The climate change young leaders said this in the Capital Lilongwe when the Ministry of Forestry and Natural Resources-which is the focal point for the climate convention, Paris Agreement and Kyoto Protocol in Malawi-prepared the young leaders in case they intend to participate at the COP 26.
Malawi Scotland Partnership organized and financed the meeting which brought together about forty climate change young leaders from across the country.
The young leaders, who implement interventions that support vulnerable communities adapt to effects of climate change, claim they know the real issues on the ground-hence their voices must be heard either through direct or indirect representation at COP 26.
“We are never included whenever consultations about climate change are being conducted. We are now saying it is high time our concerns are heard. The incoming COP 26 offers that opportunity,” said Mwaiwawo Chitsamba, from Area 36 in Lilongwe.
And Temwani Kaponda, from Rumphi, concurred with Chitsamba, adding that the COP 26 must not just be a mere talk show on climate change issues.
“Our actions on the ground may not be popularly known. But we are contributing alot to the safety of communities and the environment,” said Kaponda, who is also leading an organization known as Vision Cleaners Association.
The COP 26, postponed this year due to the Coronavirus pandemic, will be hosted by the United Kingdom (UK) in Glasgow on 1-12 November, 2021.
The summit will bring parties together to accelerate action towards the goals of the Paris Agreement and the UN Framework Convention on Climate Change.
Reacting to the demands of the climate change young leaders, the Chief Environmental Officer in the Ministry of Forestry and Natural Ressources, Evance Njewa, said the youths are raising genuine concerns.
Njewa, who is also one of the climate change negotiators for Malawi, added that the presence of climate change young leaders is a good start towards involvement of young people in advancement of climate change issues.
“For our future and planet to be safe, we need to consider intergenerational equity. The youths must be involved from the start of everything to do with climate change. For example, we must engage the youths in solving the climate crisis or climate emergency, now.

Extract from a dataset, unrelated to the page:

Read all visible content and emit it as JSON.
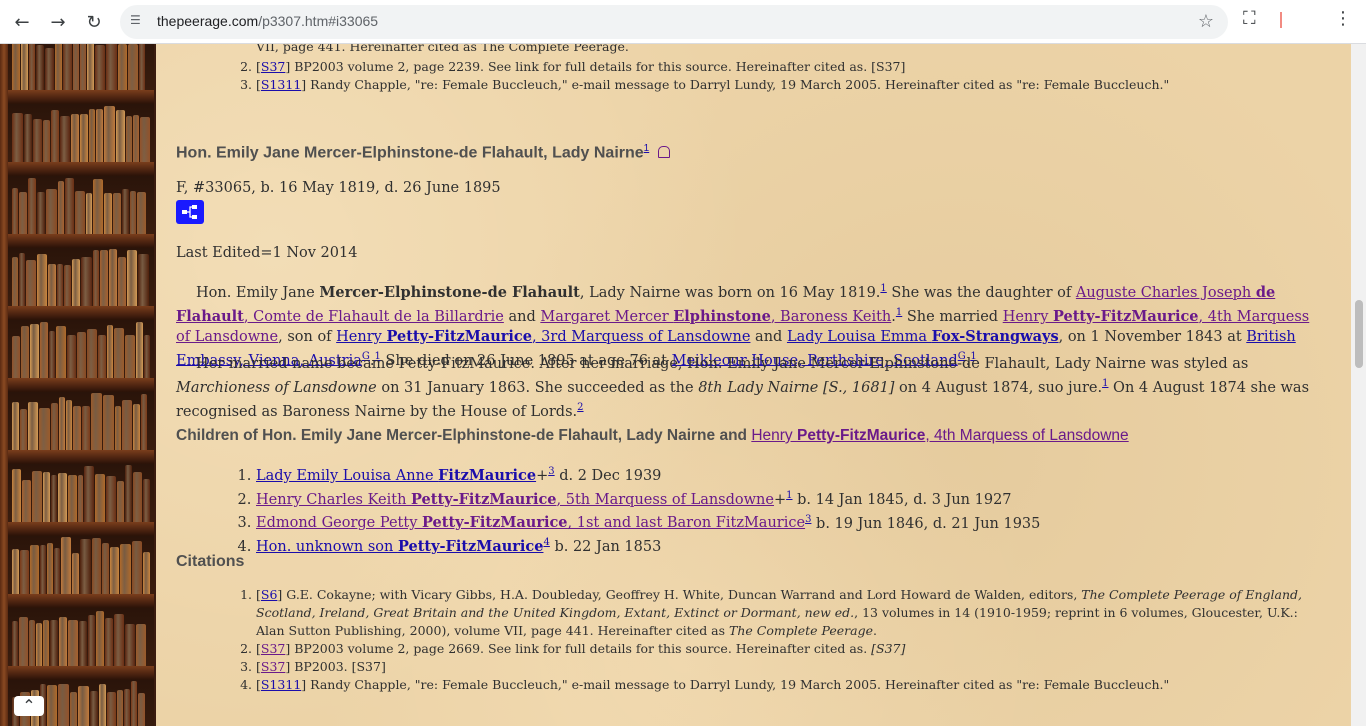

“After all, they have already shown that they are Keen, have goals and wish to work with government in advancing climate change issues. We need to empower these youths to enable them support vulnerable communities with adaptation measures so that they are able to have food and nutrition security, water and other necessities,” said Njewa, who was the main speaker at the Lilongwe meeting.